Internships are valuable professional experiences for students. They can help students develop the skills necessary for their chosen fields, make industry connections and learn to navigate professional settings. However, internship opportunities can be competitive, so it's important to be properly prepared when applying for internship programs. Here are five tips to get ready for an internship.
Learn To Negotiate
No matter what industry you're planning to intern in, negotiation is an invaluable skill. It's not just something people use to make business or legal agreements. You should seek negotiation training before beginning an internship so you're better prepared to build strong professional relationships, establish boundaries and collaborate on projects.
Learning to negotiate can help you practice asking for flex time or time off if you need it and teach you how to ask for help or guidance without looking like you're floundering. You can also use negotiation skills to discuss taking on more responsibilities if you think you can or seeking help if you feel overwhelmed.
Practice Good Time Management
Another vital professional skill is time management. Being on time for your interview and providing timely responses to phone calls and emails can make your application more appealing. You must be able to show you're capable of completing assignments by or before deadlines and that you'll communicate regularly with colleagues and arrive at meetings on time.
Good time management shows your internship manager you're responsible and take your assignments seriously. However, if you ever feel you need more time, be sure to ask for assistance or an extension. Don't try to rush your work or cover up issues. Owning up to mistakes or roadblocks is just as important a skill as punctuality.
Develop Your Application Materials
Before anything else, you need to put together your application materials. Most commonly, these materials include a cover letter, a list of references and a resume or CV. The cover letter should be addressed to the company to which you're applying or to the company's internship manager. Its contents should include your knowledge of and interest in the company, your reasons for wanting the role and your applicable skills.
Because an internship is often a means of building professional experience, you may not think you have enough material to put on a resume, but there are alternative options.
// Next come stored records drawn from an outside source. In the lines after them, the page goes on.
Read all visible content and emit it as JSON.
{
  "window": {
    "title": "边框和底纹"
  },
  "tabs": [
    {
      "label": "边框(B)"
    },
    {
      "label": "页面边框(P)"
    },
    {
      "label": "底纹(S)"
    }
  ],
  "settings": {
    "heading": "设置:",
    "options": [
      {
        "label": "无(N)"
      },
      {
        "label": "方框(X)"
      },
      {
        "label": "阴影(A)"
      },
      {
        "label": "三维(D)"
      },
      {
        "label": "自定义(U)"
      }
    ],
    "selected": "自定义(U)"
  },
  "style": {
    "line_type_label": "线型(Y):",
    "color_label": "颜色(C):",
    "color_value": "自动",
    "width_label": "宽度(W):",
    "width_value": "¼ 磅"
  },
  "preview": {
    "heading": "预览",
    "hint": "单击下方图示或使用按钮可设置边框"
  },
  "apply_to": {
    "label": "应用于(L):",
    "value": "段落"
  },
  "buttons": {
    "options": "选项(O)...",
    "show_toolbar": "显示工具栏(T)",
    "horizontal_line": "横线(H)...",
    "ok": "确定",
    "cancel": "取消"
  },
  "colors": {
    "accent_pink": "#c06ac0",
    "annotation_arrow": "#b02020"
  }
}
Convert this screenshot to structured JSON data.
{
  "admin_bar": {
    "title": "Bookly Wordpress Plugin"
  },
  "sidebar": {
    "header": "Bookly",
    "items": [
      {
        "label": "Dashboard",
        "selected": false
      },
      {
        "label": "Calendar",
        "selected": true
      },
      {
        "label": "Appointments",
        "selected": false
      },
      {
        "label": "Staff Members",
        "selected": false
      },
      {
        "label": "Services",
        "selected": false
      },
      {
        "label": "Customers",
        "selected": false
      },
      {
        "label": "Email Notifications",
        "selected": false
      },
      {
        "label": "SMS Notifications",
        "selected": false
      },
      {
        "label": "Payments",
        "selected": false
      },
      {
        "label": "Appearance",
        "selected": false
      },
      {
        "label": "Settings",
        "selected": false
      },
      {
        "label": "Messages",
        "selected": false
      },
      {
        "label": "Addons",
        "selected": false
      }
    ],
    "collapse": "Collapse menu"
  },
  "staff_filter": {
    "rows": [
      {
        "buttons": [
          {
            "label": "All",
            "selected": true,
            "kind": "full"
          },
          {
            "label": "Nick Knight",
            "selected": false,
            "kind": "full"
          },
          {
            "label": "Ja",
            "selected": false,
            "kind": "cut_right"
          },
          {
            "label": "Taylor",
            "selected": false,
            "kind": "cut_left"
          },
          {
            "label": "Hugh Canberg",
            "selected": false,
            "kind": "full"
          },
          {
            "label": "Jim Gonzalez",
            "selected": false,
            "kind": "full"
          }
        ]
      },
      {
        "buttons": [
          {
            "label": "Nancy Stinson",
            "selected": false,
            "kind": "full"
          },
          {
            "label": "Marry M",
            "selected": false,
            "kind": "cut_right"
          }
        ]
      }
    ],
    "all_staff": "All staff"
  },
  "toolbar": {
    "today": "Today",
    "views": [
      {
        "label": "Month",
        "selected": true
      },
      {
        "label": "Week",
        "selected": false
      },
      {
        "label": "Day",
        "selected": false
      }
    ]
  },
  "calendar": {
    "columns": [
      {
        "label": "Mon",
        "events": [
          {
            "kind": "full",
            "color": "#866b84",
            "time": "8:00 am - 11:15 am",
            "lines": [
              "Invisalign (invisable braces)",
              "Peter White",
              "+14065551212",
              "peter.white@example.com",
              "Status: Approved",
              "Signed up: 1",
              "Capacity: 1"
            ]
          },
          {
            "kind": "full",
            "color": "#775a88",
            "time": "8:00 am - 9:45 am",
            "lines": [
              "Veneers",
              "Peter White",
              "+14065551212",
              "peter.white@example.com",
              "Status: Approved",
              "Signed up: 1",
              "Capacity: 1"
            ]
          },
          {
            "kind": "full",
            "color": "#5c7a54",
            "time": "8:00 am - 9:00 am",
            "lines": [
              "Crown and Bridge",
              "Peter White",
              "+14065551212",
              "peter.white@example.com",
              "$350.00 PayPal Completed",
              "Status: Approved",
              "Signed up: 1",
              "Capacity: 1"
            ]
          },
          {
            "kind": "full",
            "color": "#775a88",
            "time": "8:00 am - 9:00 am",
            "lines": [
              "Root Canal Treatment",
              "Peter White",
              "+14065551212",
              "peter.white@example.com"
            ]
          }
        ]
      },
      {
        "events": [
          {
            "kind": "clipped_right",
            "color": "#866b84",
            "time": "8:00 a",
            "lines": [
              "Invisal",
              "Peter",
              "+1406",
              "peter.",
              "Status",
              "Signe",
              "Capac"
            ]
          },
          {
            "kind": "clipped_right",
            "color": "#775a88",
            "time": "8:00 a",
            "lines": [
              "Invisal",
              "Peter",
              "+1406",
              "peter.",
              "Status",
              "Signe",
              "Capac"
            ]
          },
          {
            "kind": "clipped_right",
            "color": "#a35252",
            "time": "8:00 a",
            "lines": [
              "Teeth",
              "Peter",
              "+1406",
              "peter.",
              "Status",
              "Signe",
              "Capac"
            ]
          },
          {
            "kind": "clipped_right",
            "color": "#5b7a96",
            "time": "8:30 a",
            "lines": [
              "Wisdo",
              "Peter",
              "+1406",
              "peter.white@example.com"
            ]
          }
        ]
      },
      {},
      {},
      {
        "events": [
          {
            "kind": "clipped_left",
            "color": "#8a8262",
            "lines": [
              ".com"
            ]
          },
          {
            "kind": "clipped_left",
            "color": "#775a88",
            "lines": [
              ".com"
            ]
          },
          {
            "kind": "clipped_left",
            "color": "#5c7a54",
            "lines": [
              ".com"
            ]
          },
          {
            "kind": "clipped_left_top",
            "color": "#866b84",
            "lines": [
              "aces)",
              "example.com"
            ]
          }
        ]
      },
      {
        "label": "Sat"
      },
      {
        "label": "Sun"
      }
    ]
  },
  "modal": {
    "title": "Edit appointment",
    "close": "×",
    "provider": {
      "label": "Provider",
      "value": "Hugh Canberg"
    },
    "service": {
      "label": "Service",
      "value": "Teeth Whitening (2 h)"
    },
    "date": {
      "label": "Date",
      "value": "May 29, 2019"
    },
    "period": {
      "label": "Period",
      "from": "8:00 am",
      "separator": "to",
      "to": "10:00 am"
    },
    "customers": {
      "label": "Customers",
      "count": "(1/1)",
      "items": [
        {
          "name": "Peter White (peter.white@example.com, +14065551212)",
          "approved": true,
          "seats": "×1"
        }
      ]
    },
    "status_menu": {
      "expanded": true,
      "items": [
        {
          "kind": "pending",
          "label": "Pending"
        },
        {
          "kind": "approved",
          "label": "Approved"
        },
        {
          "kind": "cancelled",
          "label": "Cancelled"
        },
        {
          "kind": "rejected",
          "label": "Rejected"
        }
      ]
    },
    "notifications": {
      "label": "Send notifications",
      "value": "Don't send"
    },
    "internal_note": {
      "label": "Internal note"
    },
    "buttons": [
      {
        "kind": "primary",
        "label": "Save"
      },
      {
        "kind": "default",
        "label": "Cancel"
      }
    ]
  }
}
Include relevant academic courses. For example, if you're seeking a marketing internship, list any relevant business and marketing courses you've taken. You should also include scholarships, awards, extracurricular activities and skills you feel are relevant.
Practice for the Interview
The final step of seeking an internship is usually the interview, and there are several things you can do to prepare for it. Interviews can be nerve-wracking, so don't be afraid to ask friends or family to help you prepare, discuss common interview situations with your guidance counselor and go to mock interviews for practice.
Check the address where the interview will take place and make sure you know how to get to the location. If you can, find out ahead of time where you're supposed to check in or where you're supposed to go after you arrive. Rehearse your elevator pitch and answers to common interview questions beforehand. Appearance and presentation are important factors, too. Make sure you dress in business professional attire, even if you know the company to which you're applying has a more casual culture. Avoid flashy and distracting accessories.
While internships are vehicles to advance your networking opportunities, networking can also help you find internships. It helps you meet professionals in fields you're interested in, learn more about those fields and find information on internship opportunities. There are many networking methods, including social media sites like LinkedIn, career fairs and connections via recruiters or guidance counselors.
Internships can be great opportunities to develop vital professional skills and learn from people who work in the industry you're interested in. If you have the opportunity to participate in an internship, preparing as much as you can beforehand can give you a competitive edge.